”Dancing At Bobbie’s”
By: Brandy Seymour
Our first year, I remember,
We were all Baby Blue birds,
And I even remember that first night.
That first night upon the stage,
With my fellow Baby Blue Birds,
All gathered in a semi-circle,
Bowing our little heads,
And touching our little toes.
In the second year, we had...
Pink bow ties, tu-tus
And little pink arm cuffs.
That year was exciting,
We got to be tap dancers,
For the first time.
Yes, the little Christmas parties,
The fun games, occasional treats,
But getting that color,
Was most important.
With each year that passes,
The classes become smaller,
As small as a foursome.
In the third year, our costumes...
Were white with red poke-a-dots,
And of course, red tutus
How exciting they were,
But they were not match for...
The fourth year, sing’in,
Just sin’in in the rain.
With hot pink costumes,
White bow ties, and little pink parasols,
We loved our little pink parasols.
Yet the fifth year, brought pink balls.
Our dance was a ball dance,
With white skirts, and shirts.
That dance made us five,
And the newcomer was tiny.
Laughter was a problem,
But so were the bees in the van at the fair.
Year six was different, we tried...
Tamboes, a bench, and poofy hair pieces,
Orange costumes, and a rainbow of sparkles.
We checked out the Pigeon Festival,
At the old Lions Club,
And Stacy danced,
To Manic Monday.
Seven is a lucky number, Charleston...
That was a blast from the past.
Black costumes, no tutus
Ooooooooooh, black Velcro fringes instead.
We visited Old Summit Towne,
For some older folks, I believe.
Eight was a finale for our tapping five.
New York, New York...
that was Jenny’s song,
but we kicked up our legs,
threw out our canes,
the audience whistling, and cheering,
black top hats, white bow ties, black bottoms.
Nine added Jazz to the scene,
Big Girls Don’t Cry.
White tops with black bottoms,
and black poke-a-dots too.
It was a new group of five,
Yet ding-a-long, and I...
Tap, Tapped together,
in blue with sliver fringes,
and silver sparkling hats.
During the tenth year, tap had lost.
Jazz was it,
And we were short one from the five,
Yet we wore green biker shorts,
White shirts with pink, green and gold.
That was Stacey’s last year,
That was the year of the storms,
And the tornadoes, remember?
Year eleven, what an awesome dance,
We were given some freedom to decide.
Yo Sweetness was the song,
How sweet that dance was,
Wearing cheetah patterns with...
We formed a square,
Kid n’Play, Roger Rabbit, Running Man...
I almost forgot about the hot chocolate,
Without the chocolate.
Oh twelve’s costume was interesting,
Totally black and skin tight,
That was a fright.

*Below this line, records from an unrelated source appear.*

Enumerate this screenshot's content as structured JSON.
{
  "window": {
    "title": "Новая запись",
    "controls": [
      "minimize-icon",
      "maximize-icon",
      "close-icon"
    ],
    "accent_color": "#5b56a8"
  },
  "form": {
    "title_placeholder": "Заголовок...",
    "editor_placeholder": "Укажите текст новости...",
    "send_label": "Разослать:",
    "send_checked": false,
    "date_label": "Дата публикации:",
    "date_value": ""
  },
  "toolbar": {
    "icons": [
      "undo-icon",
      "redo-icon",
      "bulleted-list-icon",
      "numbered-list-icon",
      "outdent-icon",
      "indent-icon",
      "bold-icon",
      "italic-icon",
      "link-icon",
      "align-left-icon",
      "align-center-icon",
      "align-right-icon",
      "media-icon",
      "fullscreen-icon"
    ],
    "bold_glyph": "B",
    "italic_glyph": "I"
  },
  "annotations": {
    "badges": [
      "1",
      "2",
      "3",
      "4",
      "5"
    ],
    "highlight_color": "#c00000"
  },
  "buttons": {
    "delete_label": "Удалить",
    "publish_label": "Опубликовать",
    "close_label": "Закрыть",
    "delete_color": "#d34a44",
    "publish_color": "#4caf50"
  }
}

Everybody Dance Now,
we were proud of our jazz class,
Monday 7:30 for four years running.
They say thirteen is not a lucky number.
We were lucky, but our costumes...
They were black and see through the belly.
The dance was a little seductive,
So some may have said, or thought.
It was one of our best performances.
In our fourteenth year,
a child’s dream came true.
That little Bran Flakes, had always hoped,
To someday dance with Bobbie,
Just like Paula, and Stacy did.
It was tap on benches,
So fun that I had forgotten,
How much I loved tap.
White, and black costumes with black fringes,
Shannon and I, really wanted that gong.
Jazz, we slacked a little,
But procrastination always brings neat things,
We were bats, and winged each other at the recital.
Now we have made it to year fifteen,
Can you believe that all of those years have gone by?
Tapping for a second time with Bobbie has been a treat,
In Jazz we dared to ask about the costumes,
Because we were a bit scared, just kidding.
This year’s memory brought,
The first rain ever during the street fair.
We almost made it through the first scene.
Unfortunately, this poem, can’t go on forever,
Yet there are so many things, memories,
I have not told here.
There is simply not enough paper in this role,
To cover all that I remember.
All the fun, thrills, and excitement...
Only two Baby Blue Birds made it through,
Ding-a-ling, who is no Meliska,
And Bran Flakes.
Thank you, for all of the memories,
The good times, and the support,
Have a Happy Christmas and,
A Merry New Year.
I first heard that story,
And those sayings,
The year of Charleston,